A historical shrine with a solemn atmosphere built in Gongen-zukuri (style of Shinto architecture in which the main hall and worship hall share one roof). It is designated as National Important Cultural Property. Late April is the best period to see the Azaleas on the premises.

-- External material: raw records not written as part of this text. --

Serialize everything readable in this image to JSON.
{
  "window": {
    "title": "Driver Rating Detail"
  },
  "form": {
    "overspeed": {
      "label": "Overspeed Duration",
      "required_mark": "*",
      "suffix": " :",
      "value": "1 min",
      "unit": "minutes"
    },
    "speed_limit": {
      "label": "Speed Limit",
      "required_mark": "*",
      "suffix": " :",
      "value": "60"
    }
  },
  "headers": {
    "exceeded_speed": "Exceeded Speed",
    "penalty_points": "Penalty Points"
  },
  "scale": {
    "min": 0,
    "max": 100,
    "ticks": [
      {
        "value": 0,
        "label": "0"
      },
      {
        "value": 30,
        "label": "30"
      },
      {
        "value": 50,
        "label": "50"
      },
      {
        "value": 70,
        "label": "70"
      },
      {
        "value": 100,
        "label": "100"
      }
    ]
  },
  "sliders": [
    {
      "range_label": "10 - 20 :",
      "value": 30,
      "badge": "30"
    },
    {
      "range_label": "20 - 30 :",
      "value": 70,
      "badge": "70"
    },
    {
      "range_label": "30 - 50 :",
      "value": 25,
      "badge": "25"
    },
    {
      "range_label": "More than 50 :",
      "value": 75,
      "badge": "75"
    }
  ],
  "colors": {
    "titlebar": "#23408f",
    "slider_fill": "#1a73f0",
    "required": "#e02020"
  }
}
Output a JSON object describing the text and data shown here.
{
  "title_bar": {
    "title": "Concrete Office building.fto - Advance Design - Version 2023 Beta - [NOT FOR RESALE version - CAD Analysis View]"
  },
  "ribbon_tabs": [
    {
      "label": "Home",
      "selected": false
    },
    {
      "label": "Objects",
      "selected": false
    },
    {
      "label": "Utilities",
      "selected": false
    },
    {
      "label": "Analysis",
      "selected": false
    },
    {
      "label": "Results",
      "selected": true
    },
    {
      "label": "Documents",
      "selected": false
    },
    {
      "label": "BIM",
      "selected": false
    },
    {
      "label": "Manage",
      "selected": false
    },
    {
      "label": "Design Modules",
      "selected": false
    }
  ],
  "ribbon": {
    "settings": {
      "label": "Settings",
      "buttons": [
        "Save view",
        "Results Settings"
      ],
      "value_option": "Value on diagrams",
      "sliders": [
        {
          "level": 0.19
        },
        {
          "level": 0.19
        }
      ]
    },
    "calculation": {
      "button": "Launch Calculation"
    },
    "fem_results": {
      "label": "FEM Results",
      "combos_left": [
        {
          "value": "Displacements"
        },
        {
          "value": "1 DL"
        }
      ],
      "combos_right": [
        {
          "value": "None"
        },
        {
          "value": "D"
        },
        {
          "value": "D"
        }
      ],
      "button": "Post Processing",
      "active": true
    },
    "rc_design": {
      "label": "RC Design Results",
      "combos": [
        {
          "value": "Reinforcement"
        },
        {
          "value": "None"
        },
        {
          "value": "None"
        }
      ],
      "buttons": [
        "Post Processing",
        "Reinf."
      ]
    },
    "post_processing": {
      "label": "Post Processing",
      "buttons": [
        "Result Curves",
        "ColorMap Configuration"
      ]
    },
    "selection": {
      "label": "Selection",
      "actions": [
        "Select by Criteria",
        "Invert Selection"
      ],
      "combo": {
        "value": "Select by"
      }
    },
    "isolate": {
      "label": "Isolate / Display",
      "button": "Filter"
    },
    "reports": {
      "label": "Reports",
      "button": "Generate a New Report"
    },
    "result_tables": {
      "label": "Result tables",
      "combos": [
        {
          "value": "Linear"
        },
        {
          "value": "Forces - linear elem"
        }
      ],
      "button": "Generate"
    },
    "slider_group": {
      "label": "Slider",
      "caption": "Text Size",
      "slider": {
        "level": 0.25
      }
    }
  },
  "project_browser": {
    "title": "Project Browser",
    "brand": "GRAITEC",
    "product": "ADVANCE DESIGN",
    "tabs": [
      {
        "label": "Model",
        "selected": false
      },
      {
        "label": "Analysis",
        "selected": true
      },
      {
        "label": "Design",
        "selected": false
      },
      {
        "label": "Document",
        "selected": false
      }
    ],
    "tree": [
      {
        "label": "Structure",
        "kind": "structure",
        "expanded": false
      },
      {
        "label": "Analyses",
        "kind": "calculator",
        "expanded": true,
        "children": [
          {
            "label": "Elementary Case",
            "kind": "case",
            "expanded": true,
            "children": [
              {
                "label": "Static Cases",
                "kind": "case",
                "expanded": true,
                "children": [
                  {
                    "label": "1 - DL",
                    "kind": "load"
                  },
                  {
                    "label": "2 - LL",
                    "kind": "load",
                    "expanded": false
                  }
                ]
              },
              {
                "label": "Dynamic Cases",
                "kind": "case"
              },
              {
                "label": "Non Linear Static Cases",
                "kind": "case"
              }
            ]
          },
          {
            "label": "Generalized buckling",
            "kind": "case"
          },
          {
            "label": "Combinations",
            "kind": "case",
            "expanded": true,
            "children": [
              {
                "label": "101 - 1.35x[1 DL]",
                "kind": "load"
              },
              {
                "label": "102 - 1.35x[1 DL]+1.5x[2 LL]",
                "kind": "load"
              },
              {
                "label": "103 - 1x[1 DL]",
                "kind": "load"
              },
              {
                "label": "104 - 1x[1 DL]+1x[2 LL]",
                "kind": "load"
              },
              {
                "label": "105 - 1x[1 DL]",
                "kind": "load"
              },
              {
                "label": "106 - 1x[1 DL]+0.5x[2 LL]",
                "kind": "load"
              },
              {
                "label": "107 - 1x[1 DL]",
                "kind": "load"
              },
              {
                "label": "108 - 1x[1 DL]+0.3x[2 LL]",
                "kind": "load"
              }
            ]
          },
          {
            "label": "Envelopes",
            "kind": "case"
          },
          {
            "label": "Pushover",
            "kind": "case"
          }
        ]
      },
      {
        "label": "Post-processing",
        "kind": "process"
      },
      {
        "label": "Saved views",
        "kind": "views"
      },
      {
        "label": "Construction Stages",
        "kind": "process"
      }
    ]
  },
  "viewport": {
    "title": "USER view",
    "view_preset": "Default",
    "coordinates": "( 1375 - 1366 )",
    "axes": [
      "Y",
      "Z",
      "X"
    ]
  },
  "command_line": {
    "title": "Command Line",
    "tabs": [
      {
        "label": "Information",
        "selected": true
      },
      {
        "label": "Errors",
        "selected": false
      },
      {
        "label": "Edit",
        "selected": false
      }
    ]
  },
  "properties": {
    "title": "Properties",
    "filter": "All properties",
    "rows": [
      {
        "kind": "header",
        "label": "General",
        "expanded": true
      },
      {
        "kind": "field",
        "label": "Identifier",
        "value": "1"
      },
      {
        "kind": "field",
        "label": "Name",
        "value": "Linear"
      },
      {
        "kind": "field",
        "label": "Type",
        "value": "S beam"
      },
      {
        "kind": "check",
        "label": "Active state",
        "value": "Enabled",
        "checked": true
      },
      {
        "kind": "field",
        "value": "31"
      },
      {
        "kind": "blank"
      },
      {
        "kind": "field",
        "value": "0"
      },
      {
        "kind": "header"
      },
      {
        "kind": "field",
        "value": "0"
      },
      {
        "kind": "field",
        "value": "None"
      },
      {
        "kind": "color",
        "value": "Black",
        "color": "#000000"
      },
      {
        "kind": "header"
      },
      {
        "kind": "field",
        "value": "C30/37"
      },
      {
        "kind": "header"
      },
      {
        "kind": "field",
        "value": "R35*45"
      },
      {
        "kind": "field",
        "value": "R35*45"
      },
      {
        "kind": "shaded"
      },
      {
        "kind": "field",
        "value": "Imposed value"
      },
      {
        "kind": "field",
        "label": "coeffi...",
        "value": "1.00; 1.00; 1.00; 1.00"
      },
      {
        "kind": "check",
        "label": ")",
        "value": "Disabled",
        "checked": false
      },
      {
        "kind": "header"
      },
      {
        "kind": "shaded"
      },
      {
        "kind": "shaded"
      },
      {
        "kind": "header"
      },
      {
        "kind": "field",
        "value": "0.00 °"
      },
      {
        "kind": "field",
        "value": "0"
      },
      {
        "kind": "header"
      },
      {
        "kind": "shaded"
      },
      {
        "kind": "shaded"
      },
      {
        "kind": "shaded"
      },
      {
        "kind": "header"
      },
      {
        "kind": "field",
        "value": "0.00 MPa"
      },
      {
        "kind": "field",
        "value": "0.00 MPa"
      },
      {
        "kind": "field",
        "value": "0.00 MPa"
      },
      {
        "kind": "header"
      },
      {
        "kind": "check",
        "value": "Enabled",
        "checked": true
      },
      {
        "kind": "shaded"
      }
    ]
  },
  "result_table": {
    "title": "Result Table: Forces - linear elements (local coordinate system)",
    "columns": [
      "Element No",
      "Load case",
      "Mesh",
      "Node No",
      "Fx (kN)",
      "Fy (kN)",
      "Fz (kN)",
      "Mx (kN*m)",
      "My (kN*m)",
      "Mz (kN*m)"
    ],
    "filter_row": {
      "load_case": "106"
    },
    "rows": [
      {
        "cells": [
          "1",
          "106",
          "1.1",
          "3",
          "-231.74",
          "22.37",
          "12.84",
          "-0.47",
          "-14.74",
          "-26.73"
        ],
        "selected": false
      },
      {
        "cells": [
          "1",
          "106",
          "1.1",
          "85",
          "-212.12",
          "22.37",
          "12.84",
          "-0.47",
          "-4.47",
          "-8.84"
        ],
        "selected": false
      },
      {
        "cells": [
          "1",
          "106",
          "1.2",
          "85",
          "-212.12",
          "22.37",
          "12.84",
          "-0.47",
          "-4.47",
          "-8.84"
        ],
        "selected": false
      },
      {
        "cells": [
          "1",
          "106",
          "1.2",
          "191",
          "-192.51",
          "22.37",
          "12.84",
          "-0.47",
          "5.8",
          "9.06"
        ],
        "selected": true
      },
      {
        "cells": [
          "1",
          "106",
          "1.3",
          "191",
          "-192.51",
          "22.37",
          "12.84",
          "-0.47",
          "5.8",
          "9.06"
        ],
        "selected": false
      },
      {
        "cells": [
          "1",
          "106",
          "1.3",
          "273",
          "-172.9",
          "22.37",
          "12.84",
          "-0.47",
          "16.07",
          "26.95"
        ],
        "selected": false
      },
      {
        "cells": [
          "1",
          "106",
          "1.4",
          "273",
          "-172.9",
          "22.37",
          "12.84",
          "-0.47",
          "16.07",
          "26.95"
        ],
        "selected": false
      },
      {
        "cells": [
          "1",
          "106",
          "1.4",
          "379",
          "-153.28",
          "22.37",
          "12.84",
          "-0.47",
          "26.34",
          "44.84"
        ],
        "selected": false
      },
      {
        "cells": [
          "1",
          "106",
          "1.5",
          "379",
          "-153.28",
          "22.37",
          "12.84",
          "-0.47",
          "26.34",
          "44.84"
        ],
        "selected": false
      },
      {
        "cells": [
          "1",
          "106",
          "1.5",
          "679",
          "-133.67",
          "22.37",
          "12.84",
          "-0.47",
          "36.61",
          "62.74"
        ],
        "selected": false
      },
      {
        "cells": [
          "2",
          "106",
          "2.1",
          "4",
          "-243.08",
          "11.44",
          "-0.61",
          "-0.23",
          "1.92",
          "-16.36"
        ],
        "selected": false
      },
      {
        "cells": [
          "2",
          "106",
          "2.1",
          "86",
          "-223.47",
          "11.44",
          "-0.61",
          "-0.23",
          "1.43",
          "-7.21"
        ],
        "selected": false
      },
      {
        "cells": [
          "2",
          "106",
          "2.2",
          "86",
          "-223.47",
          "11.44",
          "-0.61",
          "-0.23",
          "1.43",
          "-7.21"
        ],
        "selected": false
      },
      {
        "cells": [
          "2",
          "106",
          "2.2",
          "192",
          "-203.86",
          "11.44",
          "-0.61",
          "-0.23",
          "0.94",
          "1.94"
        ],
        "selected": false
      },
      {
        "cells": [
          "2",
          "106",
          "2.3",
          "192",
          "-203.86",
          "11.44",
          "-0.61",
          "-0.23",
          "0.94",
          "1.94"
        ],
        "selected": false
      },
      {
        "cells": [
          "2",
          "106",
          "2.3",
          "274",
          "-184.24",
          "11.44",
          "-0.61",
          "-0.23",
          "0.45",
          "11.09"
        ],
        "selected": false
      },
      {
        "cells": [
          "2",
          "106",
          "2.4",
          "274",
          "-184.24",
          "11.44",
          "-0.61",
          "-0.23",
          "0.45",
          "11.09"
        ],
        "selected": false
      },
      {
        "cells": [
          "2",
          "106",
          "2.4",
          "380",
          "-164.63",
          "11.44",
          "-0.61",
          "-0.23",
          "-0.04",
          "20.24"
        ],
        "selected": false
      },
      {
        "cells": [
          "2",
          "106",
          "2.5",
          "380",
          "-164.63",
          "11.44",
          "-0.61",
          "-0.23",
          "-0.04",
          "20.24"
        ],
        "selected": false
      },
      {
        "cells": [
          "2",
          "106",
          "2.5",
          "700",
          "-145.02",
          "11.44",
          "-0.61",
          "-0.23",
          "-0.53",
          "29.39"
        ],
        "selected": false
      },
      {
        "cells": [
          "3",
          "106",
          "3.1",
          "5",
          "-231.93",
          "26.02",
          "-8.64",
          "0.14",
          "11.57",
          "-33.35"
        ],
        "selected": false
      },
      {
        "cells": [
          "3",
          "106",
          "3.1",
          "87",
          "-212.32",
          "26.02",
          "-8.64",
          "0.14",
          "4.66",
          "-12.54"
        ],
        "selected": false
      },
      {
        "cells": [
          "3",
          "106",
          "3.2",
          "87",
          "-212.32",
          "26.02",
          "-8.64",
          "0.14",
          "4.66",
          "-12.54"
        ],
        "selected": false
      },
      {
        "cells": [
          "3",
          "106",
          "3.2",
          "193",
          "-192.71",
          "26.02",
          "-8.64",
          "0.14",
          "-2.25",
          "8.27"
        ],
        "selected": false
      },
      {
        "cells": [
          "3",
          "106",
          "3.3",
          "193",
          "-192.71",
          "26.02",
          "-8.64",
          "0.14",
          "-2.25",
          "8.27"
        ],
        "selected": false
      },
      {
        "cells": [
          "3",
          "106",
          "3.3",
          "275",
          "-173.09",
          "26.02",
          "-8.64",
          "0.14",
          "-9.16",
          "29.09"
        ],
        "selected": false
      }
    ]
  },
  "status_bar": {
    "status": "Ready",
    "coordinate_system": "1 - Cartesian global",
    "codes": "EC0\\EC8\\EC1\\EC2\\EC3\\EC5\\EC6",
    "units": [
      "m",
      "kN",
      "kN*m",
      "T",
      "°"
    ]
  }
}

The ”Nezu Shrine” was built in Gongen-zukuri in 1706. All the buildings from the main hall to the hall of offerings, the hall of worship, the Karamon (a type of gate seen in Japanese architecture), the Nishi-mon (west gate), the Sukibei (lattice-windowed wall) and the two-storied gate still exist today, and they have been designated as National Important Cultural Property. Its history traces back 1900 years ago, when the shrine was (allegedly) established by Yamato Takeru where Sendagi exists now. During the Bunmei era (1469 - 1486) the main building of the shrine was established by Ota Dokan (1432 - 1486) and during the Edo period (1600/1603 - 1868) Tokugawa Tsunayoshi (1646 - 1709) - the fifth shogun - established the main building of the current shrine which he then relocated from Sendagi where the old shrine existed to its current location, also in Sendagi. Also, on the premises is a 6,600 square-meter azalea garden where about 3,000 azaleas of 100 different types bloom in Late Apli (depending on the climate of the year). During this period, street stalls such as Amazake-chaya (traditional Japanese teahouse famous for its Amazake: a traditional Japanese (alcoholic and non-alcoholic available) drink made from fermented rice) and Ueki-ichi (flower market) are lined up at the premises. It is a 5-minute walk from ”Nezu” Station and ”Sendagi” Station of the Metro Chiyoda Line and ”Todaimae” Station of the Metro Namboku Line.